AS in politics, a week is an awfully long time in the oil market.
Seven days ago, Saudi Arabia was denying a report that the members of the Organisation of Petroleum Exporting Countries and its allies (Opec+) were discussing an output increase ahead of their meeting this weekend.
But the latest slump in crude prices means that outcome now looks fanciful.
Indeed, another cut in targets is becoming more likely, even with European Union (EU) sanctions on Russian exports due to come into effect the next day.
Protests in China against the country’s zero-Covid policy are boosting the US dollar as a haven and spurring a broad selloff in commodities.
For oil, these headwinds add downward pressure to an already-fragile crude market: the demand outlook was weakening on concerns of high prices and recession.
Crude tumbled more than 3% on Monday, falling to levels not seen in almost a year.

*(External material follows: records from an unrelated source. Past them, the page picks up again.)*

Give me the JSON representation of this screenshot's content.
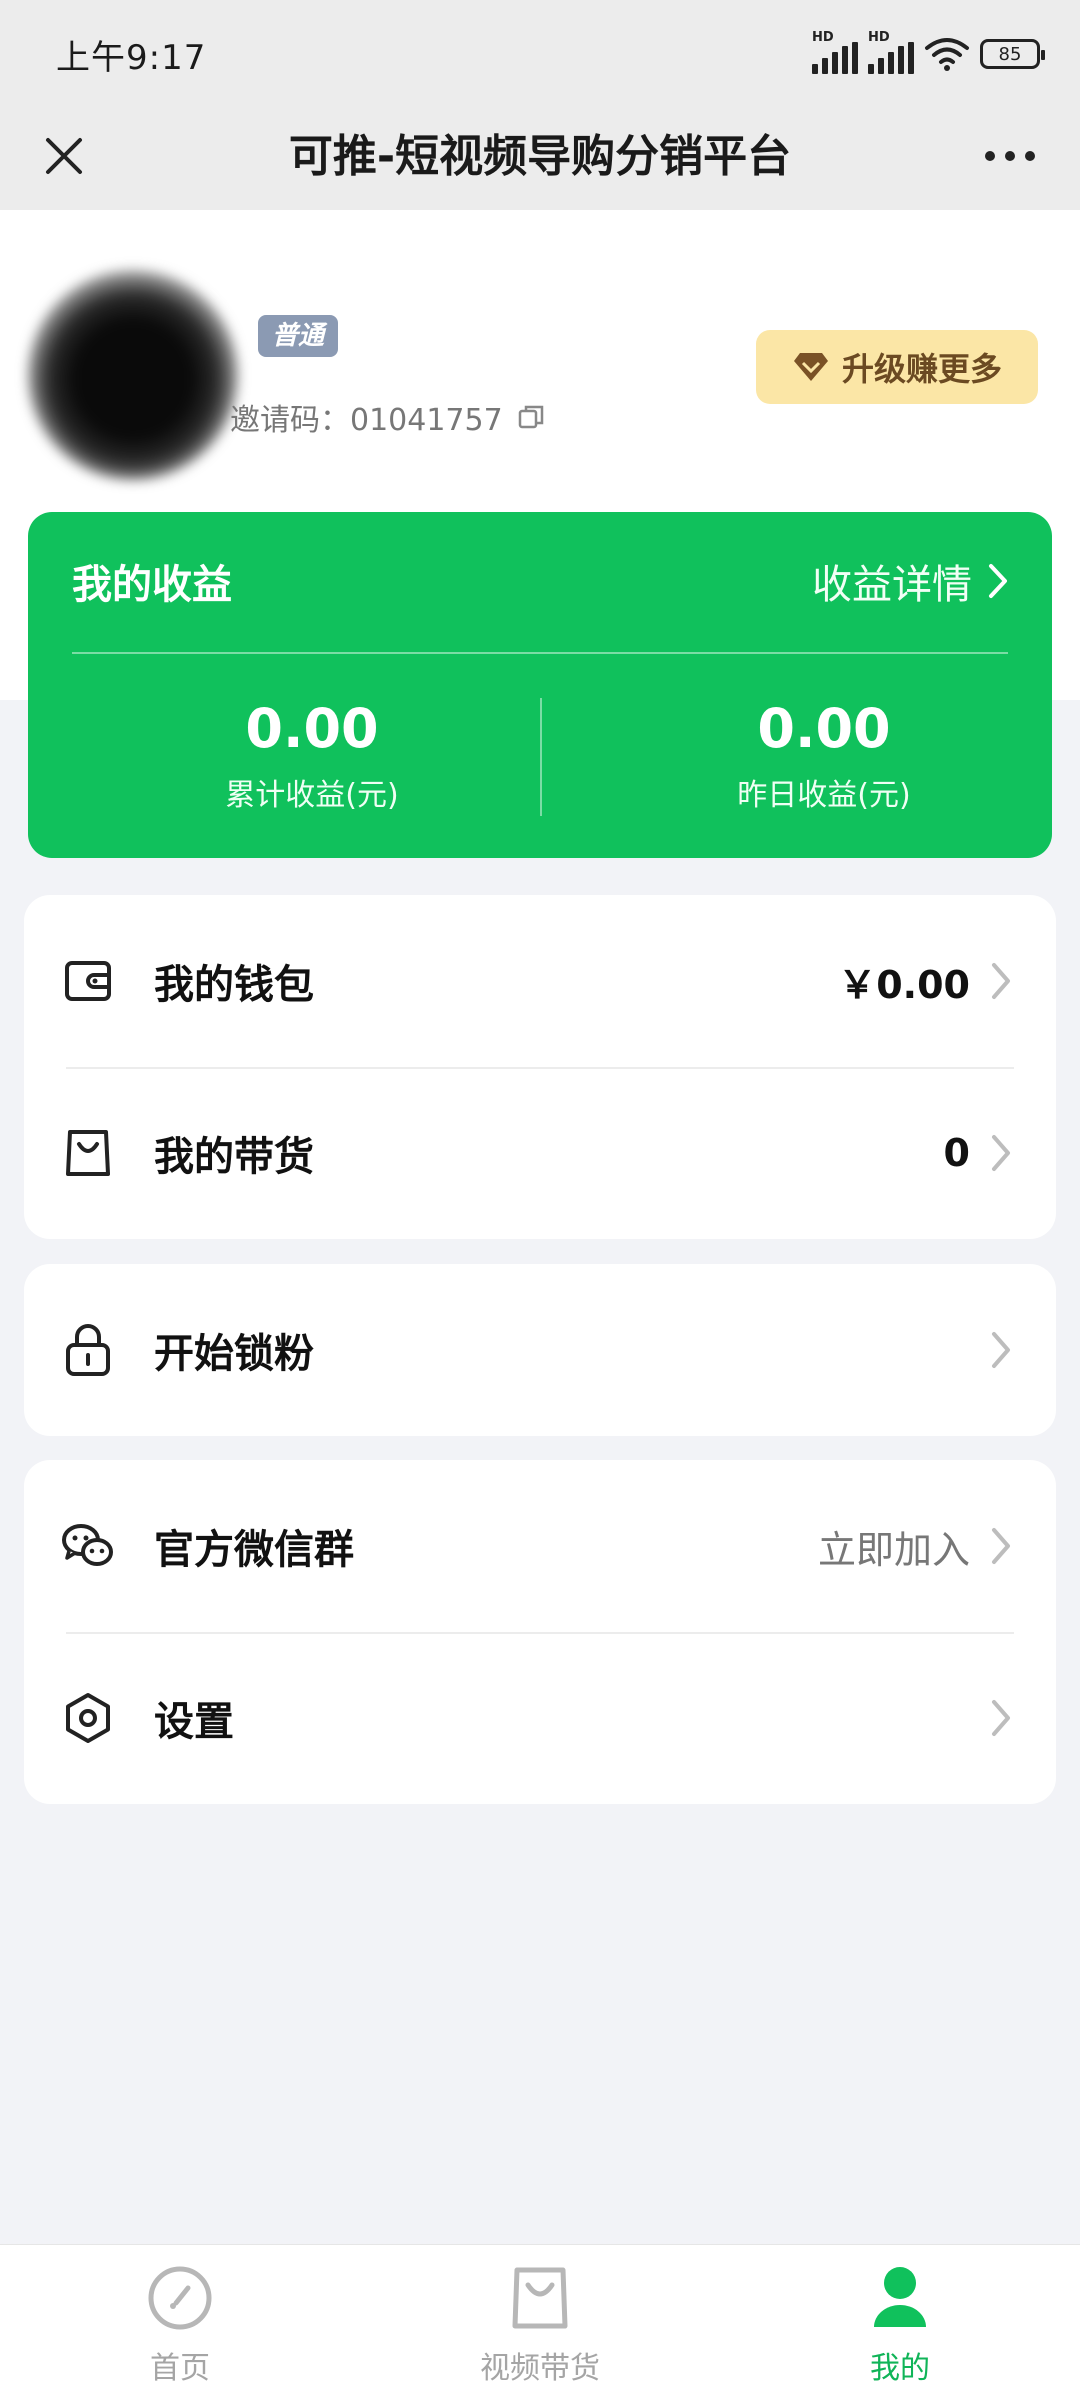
{
  "status_bar": {
    "time": "上午9:17",
    "battery": "85",
    "signal_tag": "HD"
  },
  "title_bar": {
    "title": "可推-短视频导购分销平台"
  },
  "profile": {
    "level_badge": "普通",
    "invite_label": "邀请码：",
    "invite_code": "01041757",
    "upgrade_label": "升级赚更多"
  },
  "earnings": {
    "title": "我的收益",
    "detail_label": "收益详情",
    "total_value": "0.00",
    "total_label": "累计收益(元)",
    "yesterday_value": "0.00",
    "yesterday_label": "昨日收益(元)"
  },
  "menu": {
    "wallet": {
      "label": "我的钱包",
      "value": "￥0.00"
    },
    "goods": {
      "label": "我的带货",
      "value": "0"
    },
    "lock_fans": {
      "label": "开始锁粉"
    },
    "wechat_group": {
      "label": "官方微信群",
      "value": "立即加入"
    },
    "settings": {
      "label": "设置"
    }
  },
  "bottom_nav": {
    "tabs": [
      {
        "label": "首页",
        "icon": "compass-icon"
      },
      {
        "label": "视频带货",
        "icon": "shopping-bag-icon"
      },
      {
        "label": "我的",
        "icon": "user-icon"
      }
    ],
    "active_color": "#10b458",
    "accent_green": "#10c15c"
  }
}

When Brent crude prices were hovering in the mid-US$80s (RM360), a quick rollover of the existing Opec+ output targets looked the most likely outcome from the group’s Sunday meeting in Vienna, even if most members would like crude to be higher.
Today’s slump makes that less certain.
There is still huge uncertainty over how hard EU sanctions will hit Russia’s crude exports when they come into effect on Dec 5, or if they will have any impact at all.
Russia has already lost 90% of its market in northern Europe, and Mediterranean buyers are now starting to cut purchases, too. So far, the shunned barrels have been diverted to Asia.
EU members are struggling to agree on a price at which to cap Russian shipments to allow access to European ships and international insurance for the trade.
A proposed level of US$65 (RM292.79) a barrel – above the current selling price of Russia’s flagship Urals grade – is seen as far too generous by some, but as an absolute minimum for others.
Without agreement, there will be a blanket ban on providing European ships or services for Russian crude from next week.
But ministers are likely to hammer out a fudge, and as Javier Blas writes yesterday, the cap is purposefully designed to have a minimal impact on crude flows.
Saudi Arabia insists Opec+ remains “ready to intervene” in the market.
Unless crude prices recover in the next five days, intervention in the form of another output cut just got a lot more likely. — Bloomberg
Julian Lee is an oil strategist for Bloomberg First Word. The views expressed here are the writer’s own.